The court door

A week after that, a similar perjury case was heard against Superintendent John Thomas Fowler. 

But it started with Mr Cant complaining that defence solicitor Mr Arnison had entered court through the inner door, when he, Mr Cant, had been stopped from using it in the previous case. 

When the bench told him they didn’t care about the door, Mr Cant spoke about:

‘the acts of impudence and insults that have been heaped upon my by the police for the last six months’.

He was effectively told to give it a rest. But didn’t.

When he got to the reason they were there, it was the same as before. Superintendent Fowler had said under oath no demand had been made for the fish till after the trial. This was not true.

After introducting more irrelevant allegations into the court, and quoting Horace, he called on Hindson to give evidence. 

While the bench deliberated the case, Mr Cant went through the inner door, ‘to see if they stop me,’ amid considerable laughter.

The magistrates ruled there was no case to answer. 

John Hindson (Robert’s son) was then up for perjury, for saying at the same trial he had applied for the fish in the morning.

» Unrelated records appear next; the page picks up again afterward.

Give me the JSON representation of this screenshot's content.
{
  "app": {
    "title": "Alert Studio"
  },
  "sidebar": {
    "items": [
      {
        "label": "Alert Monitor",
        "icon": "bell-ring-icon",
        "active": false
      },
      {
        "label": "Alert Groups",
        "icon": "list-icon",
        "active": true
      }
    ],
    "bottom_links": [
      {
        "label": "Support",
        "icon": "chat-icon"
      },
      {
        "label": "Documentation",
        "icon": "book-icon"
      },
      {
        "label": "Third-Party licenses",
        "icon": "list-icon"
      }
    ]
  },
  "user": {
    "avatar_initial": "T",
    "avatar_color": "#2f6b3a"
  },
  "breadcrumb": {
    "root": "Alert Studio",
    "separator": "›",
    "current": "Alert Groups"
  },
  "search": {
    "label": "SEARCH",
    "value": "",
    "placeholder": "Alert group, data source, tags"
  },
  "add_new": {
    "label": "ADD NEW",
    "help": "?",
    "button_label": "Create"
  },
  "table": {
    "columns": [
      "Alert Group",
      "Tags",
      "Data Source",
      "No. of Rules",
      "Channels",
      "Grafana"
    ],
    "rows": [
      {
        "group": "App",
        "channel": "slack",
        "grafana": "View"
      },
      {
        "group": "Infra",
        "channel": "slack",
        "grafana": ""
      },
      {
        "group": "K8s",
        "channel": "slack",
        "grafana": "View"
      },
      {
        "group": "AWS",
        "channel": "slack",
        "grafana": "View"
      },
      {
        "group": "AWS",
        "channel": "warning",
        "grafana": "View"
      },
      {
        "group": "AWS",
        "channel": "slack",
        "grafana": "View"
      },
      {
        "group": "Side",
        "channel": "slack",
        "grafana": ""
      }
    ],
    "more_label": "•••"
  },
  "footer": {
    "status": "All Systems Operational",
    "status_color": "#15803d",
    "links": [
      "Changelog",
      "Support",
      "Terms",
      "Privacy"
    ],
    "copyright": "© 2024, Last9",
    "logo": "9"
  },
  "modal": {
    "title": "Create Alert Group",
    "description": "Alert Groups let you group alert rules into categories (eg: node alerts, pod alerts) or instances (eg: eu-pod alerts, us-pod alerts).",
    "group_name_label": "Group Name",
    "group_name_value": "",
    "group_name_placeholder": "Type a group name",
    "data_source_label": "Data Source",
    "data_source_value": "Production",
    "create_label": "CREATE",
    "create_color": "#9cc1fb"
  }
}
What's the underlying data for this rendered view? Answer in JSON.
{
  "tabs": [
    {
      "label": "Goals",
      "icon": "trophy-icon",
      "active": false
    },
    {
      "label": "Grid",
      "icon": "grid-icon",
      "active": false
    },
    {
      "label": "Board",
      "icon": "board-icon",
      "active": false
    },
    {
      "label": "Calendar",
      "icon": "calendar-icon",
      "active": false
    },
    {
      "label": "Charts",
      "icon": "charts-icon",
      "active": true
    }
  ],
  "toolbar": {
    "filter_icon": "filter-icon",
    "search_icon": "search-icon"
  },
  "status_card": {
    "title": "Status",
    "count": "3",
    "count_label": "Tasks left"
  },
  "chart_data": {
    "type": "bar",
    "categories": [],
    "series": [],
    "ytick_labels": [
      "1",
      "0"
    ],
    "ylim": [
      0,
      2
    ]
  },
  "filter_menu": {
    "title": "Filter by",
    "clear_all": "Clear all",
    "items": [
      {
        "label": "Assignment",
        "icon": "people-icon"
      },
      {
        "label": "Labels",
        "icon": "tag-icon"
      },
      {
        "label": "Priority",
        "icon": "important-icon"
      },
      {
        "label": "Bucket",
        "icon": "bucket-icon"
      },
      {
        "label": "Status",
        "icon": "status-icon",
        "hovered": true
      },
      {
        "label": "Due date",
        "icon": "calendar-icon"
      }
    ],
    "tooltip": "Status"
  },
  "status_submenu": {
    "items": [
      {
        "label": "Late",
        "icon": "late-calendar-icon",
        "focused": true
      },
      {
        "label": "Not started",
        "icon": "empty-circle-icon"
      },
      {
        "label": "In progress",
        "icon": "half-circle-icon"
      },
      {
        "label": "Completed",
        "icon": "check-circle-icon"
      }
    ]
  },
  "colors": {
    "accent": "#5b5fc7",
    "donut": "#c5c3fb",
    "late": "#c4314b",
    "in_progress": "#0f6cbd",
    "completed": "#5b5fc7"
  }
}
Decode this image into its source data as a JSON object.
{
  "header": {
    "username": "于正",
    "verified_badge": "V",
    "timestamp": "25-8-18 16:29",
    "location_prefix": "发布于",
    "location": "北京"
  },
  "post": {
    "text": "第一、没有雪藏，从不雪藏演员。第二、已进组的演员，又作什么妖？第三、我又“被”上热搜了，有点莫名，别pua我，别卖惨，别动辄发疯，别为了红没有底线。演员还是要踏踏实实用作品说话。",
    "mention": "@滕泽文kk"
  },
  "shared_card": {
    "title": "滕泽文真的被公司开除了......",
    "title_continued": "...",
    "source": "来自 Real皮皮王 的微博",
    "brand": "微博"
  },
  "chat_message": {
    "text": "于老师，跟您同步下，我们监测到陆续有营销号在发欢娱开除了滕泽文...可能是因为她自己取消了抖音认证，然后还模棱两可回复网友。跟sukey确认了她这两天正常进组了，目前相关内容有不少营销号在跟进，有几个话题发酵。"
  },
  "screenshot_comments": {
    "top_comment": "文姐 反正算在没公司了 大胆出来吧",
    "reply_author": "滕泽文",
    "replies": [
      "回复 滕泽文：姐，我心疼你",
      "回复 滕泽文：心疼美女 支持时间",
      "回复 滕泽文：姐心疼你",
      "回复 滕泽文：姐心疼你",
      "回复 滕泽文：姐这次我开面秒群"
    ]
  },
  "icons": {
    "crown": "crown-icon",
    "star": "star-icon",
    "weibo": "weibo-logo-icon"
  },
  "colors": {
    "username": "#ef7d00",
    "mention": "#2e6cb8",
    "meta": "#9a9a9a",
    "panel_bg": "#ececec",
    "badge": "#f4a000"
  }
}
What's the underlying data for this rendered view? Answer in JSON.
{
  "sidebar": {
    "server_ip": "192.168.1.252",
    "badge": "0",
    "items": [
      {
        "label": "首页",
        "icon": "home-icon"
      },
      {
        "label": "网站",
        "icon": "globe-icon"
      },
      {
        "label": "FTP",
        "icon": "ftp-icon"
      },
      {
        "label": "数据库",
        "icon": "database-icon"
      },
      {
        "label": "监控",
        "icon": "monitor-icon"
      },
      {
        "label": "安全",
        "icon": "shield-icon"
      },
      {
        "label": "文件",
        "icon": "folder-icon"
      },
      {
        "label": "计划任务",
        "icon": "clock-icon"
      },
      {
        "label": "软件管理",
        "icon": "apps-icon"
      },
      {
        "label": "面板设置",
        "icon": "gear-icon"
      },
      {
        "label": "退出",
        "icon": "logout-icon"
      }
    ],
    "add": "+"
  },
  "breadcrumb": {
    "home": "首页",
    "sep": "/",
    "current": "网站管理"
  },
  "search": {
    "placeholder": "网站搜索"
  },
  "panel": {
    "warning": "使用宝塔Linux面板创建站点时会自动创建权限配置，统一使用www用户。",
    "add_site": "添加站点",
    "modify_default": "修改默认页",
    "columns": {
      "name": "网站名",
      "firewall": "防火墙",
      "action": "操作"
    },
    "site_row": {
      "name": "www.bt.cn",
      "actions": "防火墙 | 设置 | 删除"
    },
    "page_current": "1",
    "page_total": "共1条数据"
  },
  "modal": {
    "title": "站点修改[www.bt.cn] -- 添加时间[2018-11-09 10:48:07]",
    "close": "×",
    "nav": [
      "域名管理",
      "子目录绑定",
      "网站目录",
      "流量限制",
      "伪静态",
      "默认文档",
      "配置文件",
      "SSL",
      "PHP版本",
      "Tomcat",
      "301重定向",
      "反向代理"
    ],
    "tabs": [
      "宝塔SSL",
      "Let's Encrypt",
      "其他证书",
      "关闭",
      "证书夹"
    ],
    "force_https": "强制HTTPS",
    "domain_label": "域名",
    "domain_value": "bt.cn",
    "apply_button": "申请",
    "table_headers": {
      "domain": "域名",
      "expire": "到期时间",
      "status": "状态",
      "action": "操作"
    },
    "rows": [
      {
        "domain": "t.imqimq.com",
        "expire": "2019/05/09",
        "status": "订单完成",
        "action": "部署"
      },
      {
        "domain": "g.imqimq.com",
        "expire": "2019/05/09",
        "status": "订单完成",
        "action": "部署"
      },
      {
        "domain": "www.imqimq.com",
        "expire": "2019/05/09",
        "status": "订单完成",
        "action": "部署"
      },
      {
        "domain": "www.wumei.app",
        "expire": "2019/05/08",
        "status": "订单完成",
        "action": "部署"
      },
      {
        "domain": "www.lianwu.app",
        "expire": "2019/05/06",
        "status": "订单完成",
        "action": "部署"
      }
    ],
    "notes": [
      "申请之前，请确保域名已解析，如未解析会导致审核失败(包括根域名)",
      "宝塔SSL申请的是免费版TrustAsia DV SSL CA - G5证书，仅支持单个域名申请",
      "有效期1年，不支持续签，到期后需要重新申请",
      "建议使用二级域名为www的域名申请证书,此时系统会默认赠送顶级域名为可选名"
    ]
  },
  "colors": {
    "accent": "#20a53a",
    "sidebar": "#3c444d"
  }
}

The magistrates dismissed his case as well.

But it didn’t end there.

Calls for a re-trial

FISH CASE.—APPLICATION FOR A NEW TRIAL. Mr. CANT said he would now, with some reluctance, trouble his honour with an application for a new trial in the case of Hindson v. Bertram and Kelly. on the ground that the summing up of the learned judge inpoint of law was erroneous.

17/12/1872. Penrith Observer

Mr Cant first spoke at some length about court fees. claiming they should be paid out of the magistrates’ fee fund (used to pay Mr Bleaymire the clerk’s £120 and their annual dinner, among other things). Refused.

He wanted a re-trial over whether the fish were legitimately in Hindson’s possession.

Robert Hindson (in a written submission, read out) said Mr Cant had advised him to object to William Nevison being on the jury, as he was ‘not a fit man to try any case’ and he’d been involved in a County Court case at Wigton lately in which Mr Cant was also involved. 

He’d told Mr Cant he wanted William Nevison on the jury, as 

he’d sold him many a pound of fresh-water trout and many a hare.

He’d since heard that William Nevison had talked to the police before and after the trial. And that Nevison had told a load of people in the Crown Hotel afterwards that the jury had wanted to give him (Hindson) £3 for the fish, but he (Nevison) had beaten them down to half a crown.

His Honour saw no grounds for a new trial.

And still it didn’t end…

For Mr Cant called a public meeting in Penrith Market Hall to ‘consider a few points which have arisen’ from the cases.

He addressed the large crowd ‘with a few words’ regarding Superintendent John Thomas Fowler, John Dunne (the head of police for Cumberland and Westmorland) and Mr Oliphant Ferguson, the chairman of the magistrates in the most recent case.

The Carlisle Patriot reported that his speech last more than an hour and a half, and attacked more than one magistrate, the police (especially Supt Fowler) and others.

At the end, Mr Cant passed down the hall, arm in arm with Robert Hindson and Isaac Hodgson. The trio then proceeded down the street, followed by a large, cheering crowd.

William Nevison

If this is William Nevison, tobacconist, then in 1870, a woman called Elizabeth Murphy said she wasn’t sure if he or a Hexham solicitor called Mr Welford was the father of her son William. She’d had another child by William Nevison, but that child had died. She’d had three children altogether. 

Was this what Mr Cant meant about ‘not a fit man’?

The second libel case

All the above, and the libel case from part one, were to be significant in a libel case brought by Thomas Gibson Cant against the Carlisle Journal

One thought on “Thomas Gibson Cant : a fishy tale

Comments are closed.